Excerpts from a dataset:
* * * *

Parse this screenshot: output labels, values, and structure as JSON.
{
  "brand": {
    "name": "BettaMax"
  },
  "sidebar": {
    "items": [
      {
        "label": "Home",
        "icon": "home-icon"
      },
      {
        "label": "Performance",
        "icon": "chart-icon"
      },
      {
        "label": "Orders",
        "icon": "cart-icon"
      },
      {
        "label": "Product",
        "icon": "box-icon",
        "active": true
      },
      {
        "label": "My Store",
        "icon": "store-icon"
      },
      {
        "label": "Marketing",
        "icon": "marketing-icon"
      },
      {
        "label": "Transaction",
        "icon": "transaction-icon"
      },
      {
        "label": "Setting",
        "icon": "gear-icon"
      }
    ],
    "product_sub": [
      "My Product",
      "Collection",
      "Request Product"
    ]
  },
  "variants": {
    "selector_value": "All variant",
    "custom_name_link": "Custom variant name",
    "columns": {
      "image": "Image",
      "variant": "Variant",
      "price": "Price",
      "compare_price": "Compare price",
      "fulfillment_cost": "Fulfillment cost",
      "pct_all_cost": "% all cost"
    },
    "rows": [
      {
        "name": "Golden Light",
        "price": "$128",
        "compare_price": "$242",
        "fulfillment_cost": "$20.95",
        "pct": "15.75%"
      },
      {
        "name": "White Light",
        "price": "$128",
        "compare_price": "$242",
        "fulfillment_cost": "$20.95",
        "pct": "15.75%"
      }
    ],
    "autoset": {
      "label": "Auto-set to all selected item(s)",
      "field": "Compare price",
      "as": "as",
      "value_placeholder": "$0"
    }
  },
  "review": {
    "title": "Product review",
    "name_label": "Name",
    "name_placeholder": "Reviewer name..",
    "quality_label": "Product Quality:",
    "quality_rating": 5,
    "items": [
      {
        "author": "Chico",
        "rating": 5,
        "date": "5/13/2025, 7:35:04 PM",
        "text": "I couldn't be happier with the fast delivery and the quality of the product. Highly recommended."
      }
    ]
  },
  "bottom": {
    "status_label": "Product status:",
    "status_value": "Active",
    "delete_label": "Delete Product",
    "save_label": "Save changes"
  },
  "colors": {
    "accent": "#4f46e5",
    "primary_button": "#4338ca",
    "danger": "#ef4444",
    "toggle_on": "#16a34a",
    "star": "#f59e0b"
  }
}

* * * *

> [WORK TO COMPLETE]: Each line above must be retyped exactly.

> [SOLVED EXERCISE]:
Parse this screenshot: output labels, values, and structure as JSON.
{
  "brand": {
    "name": "BettaMax"
  },
  "sidebar": {
    "items": [
      {
        "label": "Home",
        "icon": "home-icon"
      },
      {
        "label": "Performance",
        "icon": "chart-icon"
      },
      {
        "label": "Orders",
        "icon": "cart-icon"
      },
      {
        "label": "Product",
        "icon": "box-icon",
        "active": true
      },
      {
        "label": "My Store",
        "icon": "store-icon"
      },
      {
        "label": "Marketing",
        "icon": "marketing-icon"
      },
      {
        "label": "Transaction",
        "icon": "transaction-icon"
      },
      {
        "label": "Setting",
        "icon": "gear-icon"
      }
    ],
    "product_sub": [
      "My Product",
      "Collection",
      "Request Product"
    ]
  },
  "variants": {
    "selector_value": "All variant",
    "custom_name_link": "Custom variant name",
    "columns": {
      "image": "Image",
      "variant": "Variant",
      "price": "Price",
      "compare_price": "Compare price",
      "fulfillment_cost": "Fulfillment cost",
      "pct_all_cost": "% all cost"
    },
    "rows": [
      {
        "name": "Golden Light",
        "price": "$128",
        "compare_price": "$242",
        "fulfillment_cost": "$20.95",
        "pct": "15.75%"
      },
      {
        "name": "White Light",
        "price": "$128",
        "compare_price": "$242",
        "fulfillment_cost": "$20.95",
        "pct": "15.75%"
      }
    ],
    "autoset": {
      "label": "Auto-set to all selected item(s)",
      "field": "Compare price",
      "as": "as",
      "value_placeholder": "$0"
    }
  },
  "review": {
    "title": "Product review",
    "name_label": "Name",
    "name_placeholder": "Reviewer name..",
    "quality_label": "Product Quality:",
    "quality_rating": 5,
    "items": [
      {
        "author": "Chico",
        "rating": 5,
        "date": "5/13/2025, 7:35:04 PM",
        "text": "I couldn't be happier with the fast delivery and the quality of the product. Highly recommended."
      }
    ]
  },
  "bottom": {
    "status_label": "Product status:",
    "status_value": "Active",
    "delete_label": "Delete Product",
    "save_label": "Save changes"
  },
  "colors": {
    "accent": "#4f46e5",
    "primary_button": "#4338ca",
    "danger": "#ef4444",
    "toggle_on": "#16a34a",
    "star": "#f59e0b"
  }
}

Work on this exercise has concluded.